* _TASK TO CARRY OUT_:
Show each line of the records below where the word "JSON" occurs.

* _Items from a data source_:
++++++

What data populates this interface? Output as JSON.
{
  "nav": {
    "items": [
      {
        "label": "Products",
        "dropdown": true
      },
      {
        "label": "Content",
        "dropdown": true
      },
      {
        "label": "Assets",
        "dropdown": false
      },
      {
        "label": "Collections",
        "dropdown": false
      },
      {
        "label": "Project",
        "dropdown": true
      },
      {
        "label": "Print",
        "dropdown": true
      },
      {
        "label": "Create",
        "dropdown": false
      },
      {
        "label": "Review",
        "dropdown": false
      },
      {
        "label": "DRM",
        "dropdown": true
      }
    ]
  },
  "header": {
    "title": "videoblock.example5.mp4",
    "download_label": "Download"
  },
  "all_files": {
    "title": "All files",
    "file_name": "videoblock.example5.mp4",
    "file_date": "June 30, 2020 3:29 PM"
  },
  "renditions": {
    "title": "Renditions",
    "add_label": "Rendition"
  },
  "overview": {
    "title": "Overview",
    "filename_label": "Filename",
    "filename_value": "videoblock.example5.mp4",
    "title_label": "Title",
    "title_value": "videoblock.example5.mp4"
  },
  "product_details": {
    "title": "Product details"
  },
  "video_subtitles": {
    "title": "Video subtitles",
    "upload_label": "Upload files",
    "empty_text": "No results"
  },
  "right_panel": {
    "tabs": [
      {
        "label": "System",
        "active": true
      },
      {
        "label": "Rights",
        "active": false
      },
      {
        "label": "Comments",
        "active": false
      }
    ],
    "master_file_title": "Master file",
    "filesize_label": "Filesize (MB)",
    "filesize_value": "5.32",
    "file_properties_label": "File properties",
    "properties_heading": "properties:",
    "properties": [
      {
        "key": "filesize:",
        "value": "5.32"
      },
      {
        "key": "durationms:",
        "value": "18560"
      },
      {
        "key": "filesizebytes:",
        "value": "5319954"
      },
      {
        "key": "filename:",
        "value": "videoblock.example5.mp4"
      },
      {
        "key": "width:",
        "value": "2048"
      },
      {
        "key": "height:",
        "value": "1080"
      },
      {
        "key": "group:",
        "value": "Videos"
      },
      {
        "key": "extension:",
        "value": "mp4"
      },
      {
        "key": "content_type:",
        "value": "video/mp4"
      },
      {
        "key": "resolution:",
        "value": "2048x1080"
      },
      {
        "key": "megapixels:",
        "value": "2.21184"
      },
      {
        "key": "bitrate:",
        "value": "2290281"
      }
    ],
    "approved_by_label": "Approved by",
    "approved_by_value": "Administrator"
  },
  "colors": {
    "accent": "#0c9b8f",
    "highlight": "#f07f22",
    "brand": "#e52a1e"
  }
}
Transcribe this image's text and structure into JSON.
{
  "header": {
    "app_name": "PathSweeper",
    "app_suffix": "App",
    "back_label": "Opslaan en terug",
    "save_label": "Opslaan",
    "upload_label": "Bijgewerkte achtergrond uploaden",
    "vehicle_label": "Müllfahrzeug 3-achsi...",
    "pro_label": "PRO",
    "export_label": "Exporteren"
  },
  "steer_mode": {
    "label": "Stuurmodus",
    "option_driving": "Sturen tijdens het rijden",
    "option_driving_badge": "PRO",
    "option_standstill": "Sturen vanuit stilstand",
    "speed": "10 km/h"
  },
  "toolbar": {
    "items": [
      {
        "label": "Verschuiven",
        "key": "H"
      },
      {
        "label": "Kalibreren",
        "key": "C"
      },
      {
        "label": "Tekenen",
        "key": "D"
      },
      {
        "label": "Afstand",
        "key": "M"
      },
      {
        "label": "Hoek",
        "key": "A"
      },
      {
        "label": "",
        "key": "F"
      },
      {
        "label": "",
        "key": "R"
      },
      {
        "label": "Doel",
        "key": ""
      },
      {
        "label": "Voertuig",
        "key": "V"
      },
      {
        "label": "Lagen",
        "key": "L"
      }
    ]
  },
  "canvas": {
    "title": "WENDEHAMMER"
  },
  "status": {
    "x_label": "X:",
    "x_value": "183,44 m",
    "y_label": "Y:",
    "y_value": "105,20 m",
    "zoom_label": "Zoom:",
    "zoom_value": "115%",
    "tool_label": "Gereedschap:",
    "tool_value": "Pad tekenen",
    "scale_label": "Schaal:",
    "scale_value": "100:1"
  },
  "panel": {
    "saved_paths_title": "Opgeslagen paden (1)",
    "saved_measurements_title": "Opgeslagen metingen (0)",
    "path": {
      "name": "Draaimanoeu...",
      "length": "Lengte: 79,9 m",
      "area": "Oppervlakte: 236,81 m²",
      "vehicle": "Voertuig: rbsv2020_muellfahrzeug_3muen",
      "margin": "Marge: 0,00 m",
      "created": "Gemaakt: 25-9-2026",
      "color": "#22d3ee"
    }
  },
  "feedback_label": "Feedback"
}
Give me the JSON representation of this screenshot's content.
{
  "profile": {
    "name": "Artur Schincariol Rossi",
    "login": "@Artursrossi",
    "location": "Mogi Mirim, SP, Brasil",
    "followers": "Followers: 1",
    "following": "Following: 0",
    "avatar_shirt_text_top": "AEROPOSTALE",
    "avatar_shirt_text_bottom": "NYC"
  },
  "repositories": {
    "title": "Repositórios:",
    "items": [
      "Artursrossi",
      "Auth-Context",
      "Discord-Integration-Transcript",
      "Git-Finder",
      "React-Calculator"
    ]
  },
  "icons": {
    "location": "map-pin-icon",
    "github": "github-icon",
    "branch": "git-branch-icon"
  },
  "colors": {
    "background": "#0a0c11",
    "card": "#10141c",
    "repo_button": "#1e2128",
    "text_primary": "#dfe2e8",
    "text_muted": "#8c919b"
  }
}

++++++

* _TASK ANSWER_:
What data populates this interface? Output as JSON.
Transcribe this image's text and structure into JSON.
Give me the JSON representation of this screenshot's content.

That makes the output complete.